So with that huge issue before them, many of PERA's board members were obsessed, not with that huge shortfall, but over the fact that public information—the raises—was made public and that elected board members might have talked to a reporter.
These people really are clowns.
So here's some shocking information to some of those board members. I've got emails that some board members have sent to Probst and his staff regarding the pay raises. The one below is from member Claudia Armijo who sent it to Probst on Aug. 2, 2018.
Hey clowns: read it and shudder. We know what's going on and we'll make it all public.
> -----Original Message-----
> From: Armijo, Claudia, RLD <Claudia.Armijo2@state.nm.us>
> To: firstname.lastname@example.org <email@example.com>
> Sent: Thu, Aug 2, 2018 3:42 pm
> Subject: FW: question
> Chair Maxon and Vice-chair Kolasch:
> I have several concerns regarding this matter:

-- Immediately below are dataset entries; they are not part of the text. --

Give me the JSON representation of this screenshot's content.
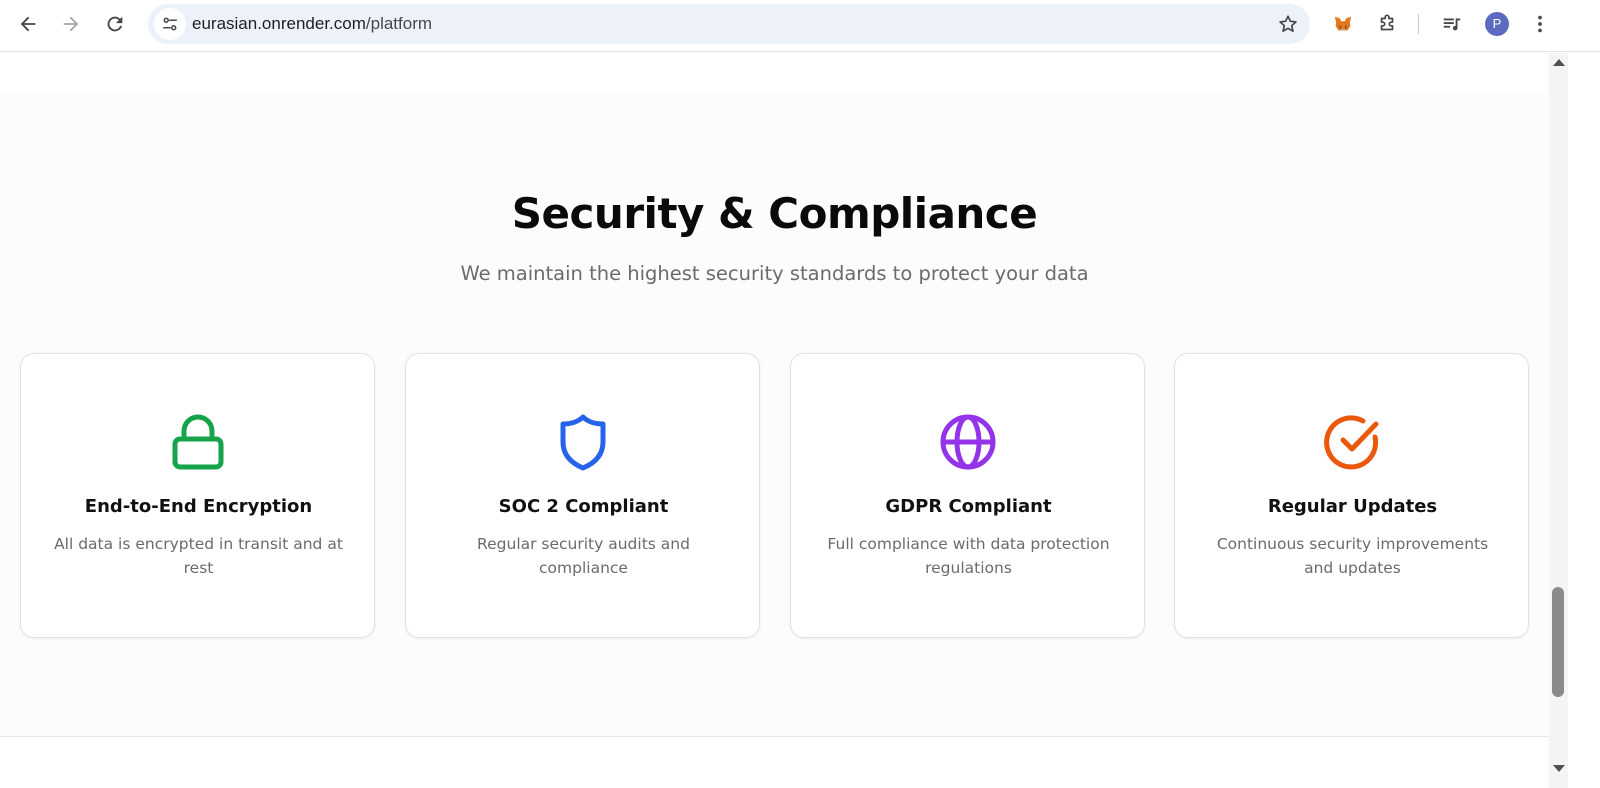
{
  "browser": {
    "url_host": "eurasian.onrender.com",
    "url_path": "/platform",
    "profile_initial": "P",
    "icons": [
      "back-icon",
      "forward-icon",
      "reload-icon",
      "site-settings-icon",
      "bookmark-star-icon",
      "metamask-fox-icon",
      "extensions-puzzle-icon",
      "media-playlist-icon",
      "more-vert-icon"
    ]
  },
  "section": {
    "title": "Security & Compliance",
    "subtitle": "We maintain the highest security standards to protect your data"
  },
  "cards": [
    {
      "icon": "lock-icon",
      "color": "#16a34a",
      "title": "End-to-End Encryption",
      "description": "All data is encrypted in transit and at rest"
    },
    {
      "icon": "shield-icon",
      "color": "#2563eb",
      "title": "SOC 2 Compliant",
      "description": "Regular security audits and compliance"
    },
    {
      "icon": "globe-icon",
      "color": "#9333ea",
      "title": "GDPR Compliant",
      "description": "Full compliance with data protection regulations"
    },
    {
      "icon": "check-circle-icon",
      "color": "#ea580c",
      "title": "Regular Updates",
      "description": "Continuous security improvements and updates"
    }
  ]
}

> 1) First and foremost, since at least 2013, the Board chairs have been given false legal guidance as to their authority to set salaries or approve salary increases for PERA Executive Staff. Please see NMSA 1978 Section 10-11- As a result,
> 1)In my opinion, and after reviewing state salaries, the salaries paid to PERA executive staff are outrageous when compared to similar state agency positions with similar duties and responsibilities. (I am not referring to Investment staff pay) PERA staff are paid out of the trust fund so the Board has a duty to oversee how that money is spent
> Claudia Armijo
> Acting General Counsel
> New Mexico Regulation and Licensing Department
> Office of the Superintendent and General Counsel
> PO Box 25101
> Santa Fe, NM 87505
> From: Propst, Wayne, PERA
> Sent: Wednesday, August 1, 2018 1:54 PM
> To: Armijo, Claudia, RLD <Claudia.Armijo2@state.nm.us>; James Maxon <firstname.lastname@example.org>; Kohlasch, Jackie O., TRD <email@example.com>
> Subject: RE: question
> Hi Claudia,
> Please find attached the documents you requested.
> Additional documents for your review include:
> 1. A merit based compensation adjustment spread sheet for all PERA staff dating to FY15 that Renada updates for me quarterly. I’ve offered to share this with the Board in the past and we have provided it to Loretta on several occasions at her request.
> 2. An updated comparison of ERB, SIC and PERA Executive staff salaries. While we sent this before, we recently heard from ERB that they plan to submit request for 10% to 20% increases for Executive staff. DFA had rejected 40%+ increases previously proposed by ERB but we understand that DFA is prepared to consider these lower requests. Renada included a column assuming 10% increases for comparison purposes. We will try to confirm if this happens.
> 3. In addition to the job descriptions and justifications you requested below, I’ve included the descriptions and justifications for all Investment staff and OGC staff who received merit based compensation adjustments related to moving from a classified position to an exempt position.
> 4. In addition to the justifications for Executive staff, I have included their recently completed FY18 evaluations.
> One final note, my practice since becoming Executive Director has been to notify the Board leadership (Patty, Dan Mayfield and now James and Jackie) of any proposed compensation adjustments for Executive staff prior to submitting to DFA.
> Please let me know if you have any questions.